Deno is a JavaScript and TypeScript runtime with secure defaults and a great developer experience. With Deno Web Development, you'll learn all about Deno's primitives, its principles, and how you can use them to build real-world applications. The book is divided into three main sections: an introduction to Deno, building an API from scratch, and testing and deploying a Deno application. The book starts by getting you up to speed with Deno's runtime and the reason why it was developed. You'll explore some of the concepts introduced by Node, why many of them transitioned into Deno, and why new features were introduced. After understanding Deno and why it was created, you will start to experiment with Deno, exploring the toolchain and writing simple scripts and CLI applications. As you progress to the second section, you will create a simple web application and then add more features to it. This application will evolve from a simple 'hello world' API to a web application connected to the database, with users, authentication, and a JavaScript client. In the third section, the book will take you through topics such as dependency management, configuration and testing, finishing with an application deployed in a cloud environment. By the end of this web development book, you will become comfortable with using Deno to create, maintain, and deploy secure and reliable web applications.
Table of Contents (15 chapters)
Section 1: Getting Familiar with Deno
Section 2: Building an Application
Section 3: Testing and Deploying

Looking back at our journey

A lot of ground was covered. We trust the book was (hopefully) an interesting journey, from not knowing Deno to building something with it, and finishing up with a deployed application.

We started by getting to know the tool itself, first by learning about the functionalities it provides, and then by writing simple programs with the standard library. As our knowledge built up we rapidly started to have enough to build a real application with it, and that's what we did.

The adventure began by building the simplest possible web server, using the standard library. We used TypeScript extensively to help in specifying clear application boundaries, and we managed to get a very simple application running, hitting our very first checkpoint: hello world.

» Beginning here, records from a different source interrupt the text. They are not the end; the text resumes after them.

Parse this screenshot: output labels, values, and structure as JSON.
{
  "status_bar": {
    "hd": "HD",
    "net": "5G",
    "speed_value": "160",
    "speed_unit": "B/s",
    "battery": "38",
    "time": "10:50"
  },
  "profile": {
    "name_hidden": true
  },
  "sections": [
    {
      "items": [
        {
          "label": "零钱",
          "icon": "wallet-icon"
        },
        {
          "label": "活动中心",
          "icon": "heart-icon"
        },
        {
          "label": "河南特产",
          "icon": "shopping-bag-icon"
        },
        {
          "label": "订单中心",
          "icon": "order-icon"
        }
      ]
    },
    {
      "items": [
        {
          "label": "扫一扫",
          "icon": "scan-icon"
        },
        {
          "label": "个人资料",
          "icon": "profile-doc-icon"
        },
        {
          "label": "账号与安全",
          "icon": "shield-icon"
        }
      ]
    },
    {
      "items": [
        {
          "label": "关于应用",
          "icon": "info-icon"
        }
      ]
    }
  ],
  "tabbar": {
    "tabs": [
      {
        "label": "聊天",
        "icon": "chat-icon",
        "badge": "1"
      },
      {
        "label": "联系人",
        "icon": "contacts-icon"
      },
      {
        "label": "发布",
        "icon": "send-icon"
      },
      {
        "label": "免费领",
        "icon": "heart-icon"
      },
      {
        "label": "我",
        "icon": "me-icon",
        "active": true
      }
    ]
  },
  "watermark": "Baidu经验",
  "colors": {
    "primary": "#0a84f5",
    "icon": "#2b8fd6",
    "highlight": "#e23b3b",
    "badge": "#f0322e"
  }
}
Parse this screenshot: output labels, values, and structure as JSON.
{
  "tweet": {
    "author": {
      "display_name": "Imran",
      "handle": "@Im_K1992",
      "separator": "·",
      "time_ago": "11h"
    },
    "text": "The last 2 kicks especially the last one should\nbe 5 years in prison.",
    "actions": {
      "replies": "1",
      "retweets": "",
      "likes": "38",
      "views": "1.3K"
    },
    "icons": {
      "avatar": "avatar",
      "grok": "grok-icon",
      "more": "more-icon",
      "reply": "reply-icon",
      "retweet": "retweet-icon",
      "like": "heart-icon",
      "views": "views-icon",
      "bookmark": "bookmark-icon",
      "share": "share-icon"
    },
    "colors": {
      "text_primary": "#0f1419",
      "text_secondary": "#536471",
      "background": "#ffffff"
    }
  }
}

Our application evolved, and as it started to have more complex requirements, we needed to dive into the web frameworks available on the Deno community. After making a high-level comparison between...